The Psychological Imperative in Political Processes in Nigeria
- *Corresponding Author:
- Agbude GA
Lecturer, College of Leadership Development Studies
School of Human Resource Development
Department of Political Science and International Relations
Covenant University, Ota Ogun State, Nigeria
E-mail: [email protected]
Received Date: November 14, 2014 Accepted Date: June 30, 2015 Published Date: July 06, 2015
Citation: Agbude GA, Ayotunde E, Godwyns-Agbude J (2015) The Psychological Imperative in Political Processes in Nigeria. Arts Social Sci J 6:105. doi:10.4172/2151-6200.1000105
Copyright: © 2015 Agbude GA, et al. This is an open-access article distributed under the terms of the Creative Commons Attribution License, which permits unrestricted use, distribution, and reproduction in any medium, provided the original author and source are credited.
The nature of politics involves the coordination of peaceful human co-existence. Given its central place in human existence, politics has a great importance in fostering a better living condition of the people. But when wrongly pursued and exercised, political power becomes a destructive tool in the hands of political leaders.
In view of this importance, it becomes an imperative to subject those vying for political positions to psychological (personality) test in order to validate their fitness and usefulness in ensuring the purpose of politics which among others includes the coordination of human society.
This paper employs observatory, dialogical and discursive methods in examining the interlock between Politics and Psychology. It highlights some abnormal behaviors displayed by our political leaders and argues that the withdrawer of Psychology and Psychologists to the background in political matters in Nigeria spells doom for the country at large.
Thus, it recommends that there must be a deliberate fusion of politics (Political Science) and Psychology, beyond mere referencing them as belonging to the Social Sciences.
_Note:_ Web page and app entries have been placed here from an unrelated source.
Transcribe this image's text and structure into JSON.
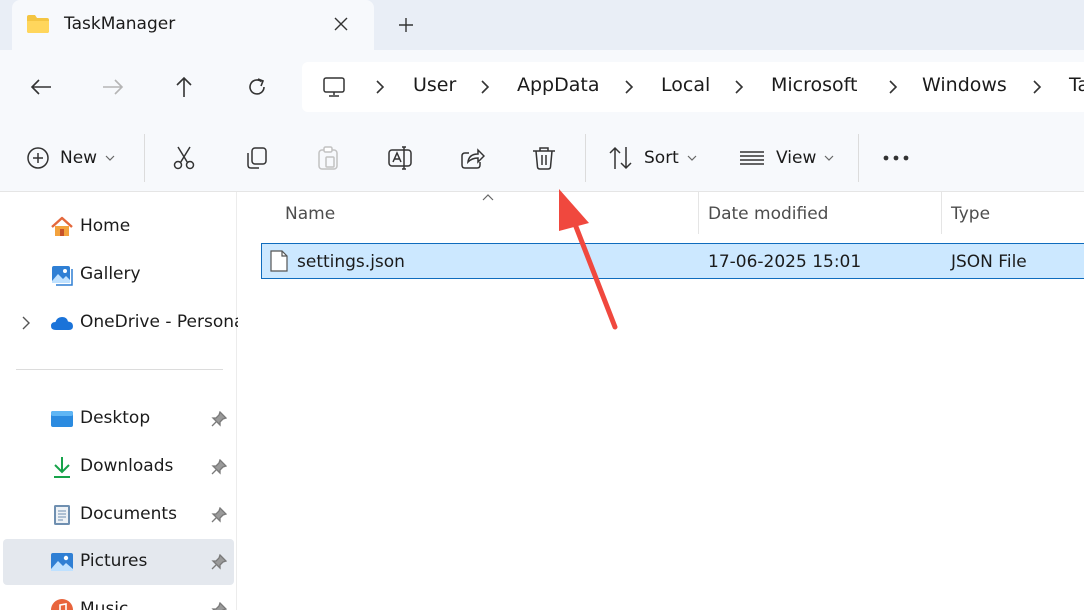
{
  "window": {
    "tab_title": "TaskManager",
    "tab_icon": "folder-icon",
    "close_icon": "close-icon",
    "new_tab_icon": "plus-icon"
  },
  "navigation": {
    "back_icon": "arrow-left-icon",
    "forward_icon": "arrow-right-icon",
    "up_icon": "arrow-up-icon",
    "refresh_icon": "refresh-icon"
  },
  "address_bar": {
    "root_icon": "this-pc-icon",
    "breadcrumbs": [
      "User",
      "AppData",
      "Local",
      "Microsoft",
      "Windows",
      "Ta"
    ]
  },
  "commands": {
    "new_label": "New",
    "sort_label": "Sort",
    "view_label": "View",
    "icons": [
      "new-icon",
      "cut-icon",
      "copy-icon",
      "paste-icon",
      "rename-icon",
      "share-icon",
      "delete-icon",
      "sort-icon",
      "view-icon",
      "more-icon"
    ]
  },
  "sidebar": {
    "items": [
      {
        "label": "Home",
        "icon": "home-icon"
      },
      {
        "label": "Gallery",
        "icon": "gallery-icon"
      },
      {
        "label": "OneDrive - Persona",
        "icon": "onedrive-icon"
      },
      {
        "label": "Desktop",
        "icon": "desktop-icon",
        "pinned": true
      },
      {
        "label": "Downloads",
        "icon": "downloads-icon",
        "pinned": true
      },
      {
        "label": "Documents",
        "icon": "documents-icon",
        "pinned": true
      },
      {
        "label": "Pictures",
        "icon": "pictures-icon",
        "pinned": true,
        "selected": true
      },
      {
        "label": "Music",
        "icon": "music-icon",
        "pinned": true
      }
    ]
  },
  "file_list": {
    "columns": [
      "Name",
      "Date modified",
      "Type"
    ],
    "rows": [
      {
        "name": "settings.json",
        "date_modified": "17-06-2025 15:01",
        "type": "JSON File",
        "selected": true
      }
    ]
  },
  "colors": {
    "accent": "#0f6cbd",
    "selection_bg": "#cce8ff",
    "annotation_arrow": "#f0483e",
    "chrome_bg": "#f7f9fc",
    "tabbar_bg": "#e9eef6"
  }
}
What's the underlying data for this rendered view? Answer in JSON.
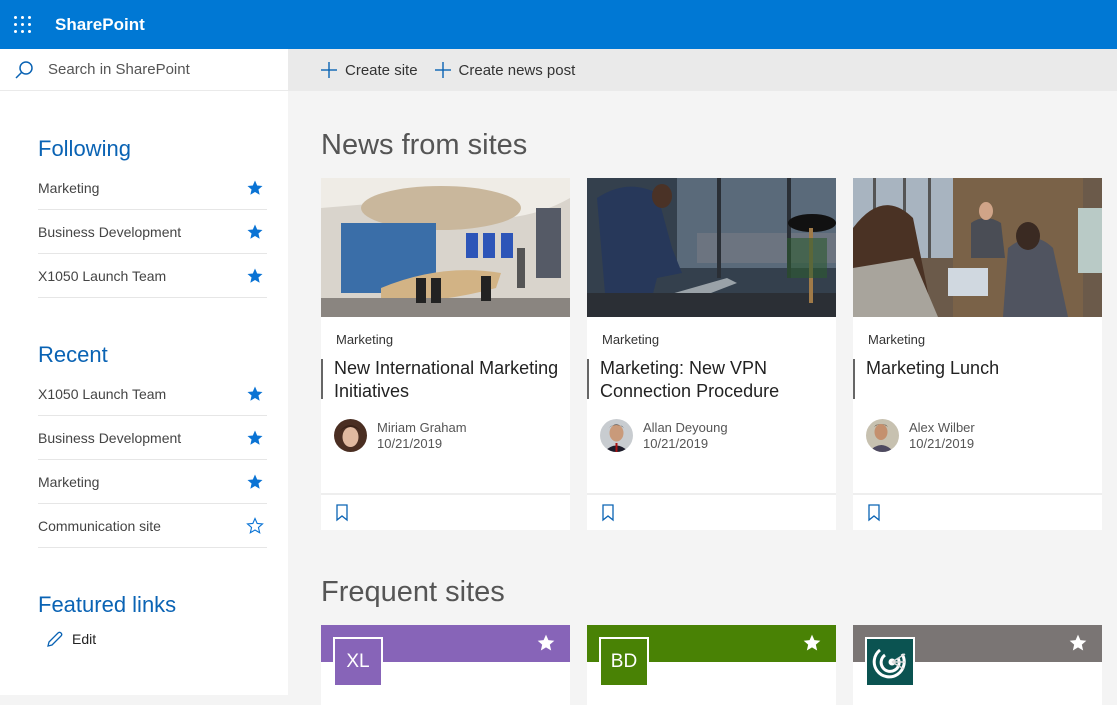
{
  "app": {
    "title": "SharePoint",
    "waffle_icon": "app-launcher-icon"
  },
  "search": {
    "placeholder": "Search in SharePoint",
    "icon": "search-icon"
  },
  "commands": [
    {
      "label": "Create site",
      "icon": "plus-icon"
    },
    {
      "label": "Create news post",
      "icon": "plus-icon"
    }
  ],
  "sidebar": {
    "following": {
      "title": "Following",
      "items": [
        {
          "label": "Marketing",
          "starred": true
        },
        {
          "label": "Business Development",
          "starred": true
        },
        {
          "label": "X1050 Launch Team",
          "starred": true
        }
      ]
    },
    "recent": {
      "title": "Recent",
      "items": [
        {
          "label": "X1050 Launch Team",
          "starred": true
        },
        {
          "label": "Business Development",
          "starred": true
        },
        {
          "label": "Marketing",
          "starred": true
        },
        {
          "label": "Communication site",
          "starred": false
        }
      ]
    },
    "featured": {
      "title": "Featured links",
      "edit_label": "Edit"
    }
  },
  "news": {
    "title": "News from sites",
    "cards": [
      {
        "category": "Marketing",
        "title": "New International Marketing Initiatives",
        "author": "Miriam Graham",
        "date": "10/21/2019",
        "image": "conference-room-photo"
      },
      {
        "category": "Marketing",
        "title": "Marketing: New VPN Connection Procedure",
        "author": "Allan Deyoung",
        "date": "10/21/2019",
        "image": "man-with-laptop-photo"
      },
      {
        "category": "Marketing",
        "title": "Marketing Lunch",
        "author": "Alex Wilber",
        "date": "10/21/2019",
        "image": "meeting-photo"
      }
    ]
  },
  "frequent": {
    "title": "Frequent sites",
    "sites": [
      {
        "initials": "XL",
        "color": "#8764b8",
        "starred": true
      },
      {
        "initials": "BD",
        "color": "#498205",
        "starred": true
      },
      {
        "initials": "",
        "color": "#7a7574",
        "logo_color": "#0b5351",
        "logo_icon": "target-icon",
        "starred": true
      }
    ]
  },
  "colors": {
    "brand": "#0078d4",
    "link": "#0a63b4"
  }
}
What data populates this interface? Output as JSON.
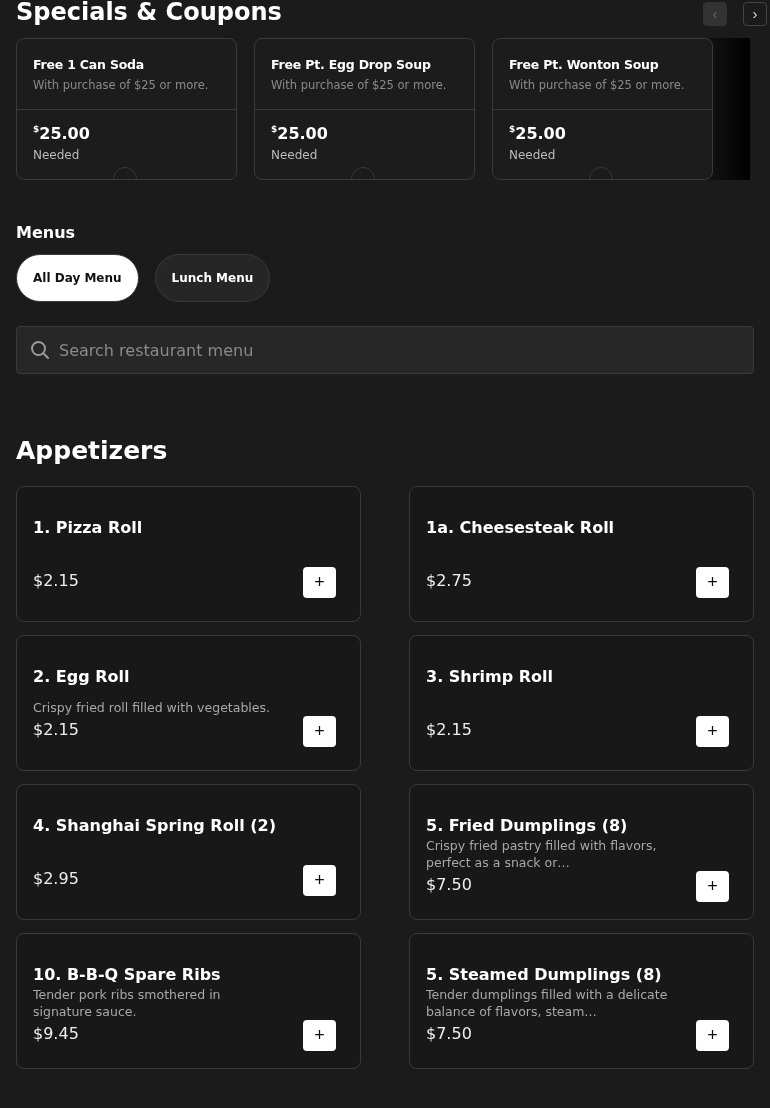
{
  "specials": {
    "title": "Specials & Coupons",
    "prev_button": {
      "label": "‹",
      "disabled": true
    },
    "next_button": {
      "label": "›",
      "disabled": false
    },
    "coupons": [
      {
        "title": "Free 1 Can Soda",
        "condition": "With purchase of $25 or more.",
        "currency": "$",
        "amount": "25.00",
        "note": "Needed"
      },
      {
        "title": "Free Pt. Egg Drop Soup",
        "condition": "With purchase of $25 or more.",
        "currency": "$",
        "amount": "25.00",
        "note": "Needed"
      },
      {
        "title": "Free Pt. Wonton Soup",
        "condition": "With purchase of $25 or more.",
        "currency": "$",
        "amount": "25.00",
        "note": "Needed"
      }
    ]
  },
  "menus": {
    "title": "Menus",
    "tabs": [
      {
        "label": "All Day Menu",
        "selected": true
      },
      {
        "label": "Lunch Menu",
        "selected": false
      }
    ]
  },
  "search": {
    "placeholder": "Search restaurant menu"
  },
  "section": {
    "title": "Appetizers",
    "add_label": "+",
    "items": [
      {
        "name": "1. Pizza Roll",
        "price": "$2.15"
      },
      {
        "name": "1a. Cheesesteak Roll",
        "price": "$2.75"
      },
      {
        "name": "2. Egg Roll",
        "description": "Crispy fried roll filled with vegetables.",
        "price": "$2.15"
      },
      {
        "name": "3. Shrimp Roll",
        "price": "$2.15"
      },
      {
        "name": "4. Shanghai Spring Roll (2)",
        "price": "$2.95"
      },
      {
        "name": "5. Fried Dumplings (8)",
        "description": "Crispy fried pastry filled with flavors, perfect as a snack or…",
        "price": "$7.50"
      },
      {
        "name": "10. B-B-Q Spare Ribs",
        "description": "Tender pork ribs smothered in signature sauce.",
        "price": "$9.45"
      },
      {
        "name": "5. Steamed Dumplings (8)",
        "description": "Tender dumplings filled with a delicate balance of flavors, steam…",
        "price": "$7.50"
      }
    ]
  }
}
In other words, there must be a deliberate intellectual merger of politics and psychology within the university system and the public sphere. It also recommends that Psychologists should get involved in national discourse not just as citizens but also as professionals who could provide answers to national issues especially in regards to analyzing the behaviors of political leaders and determining who and who are fit to lead. Finally, it holds that the civil society and Psychologists have a viable role to play in redressing the socio-political “madness” in the corridor of power in Nigeria.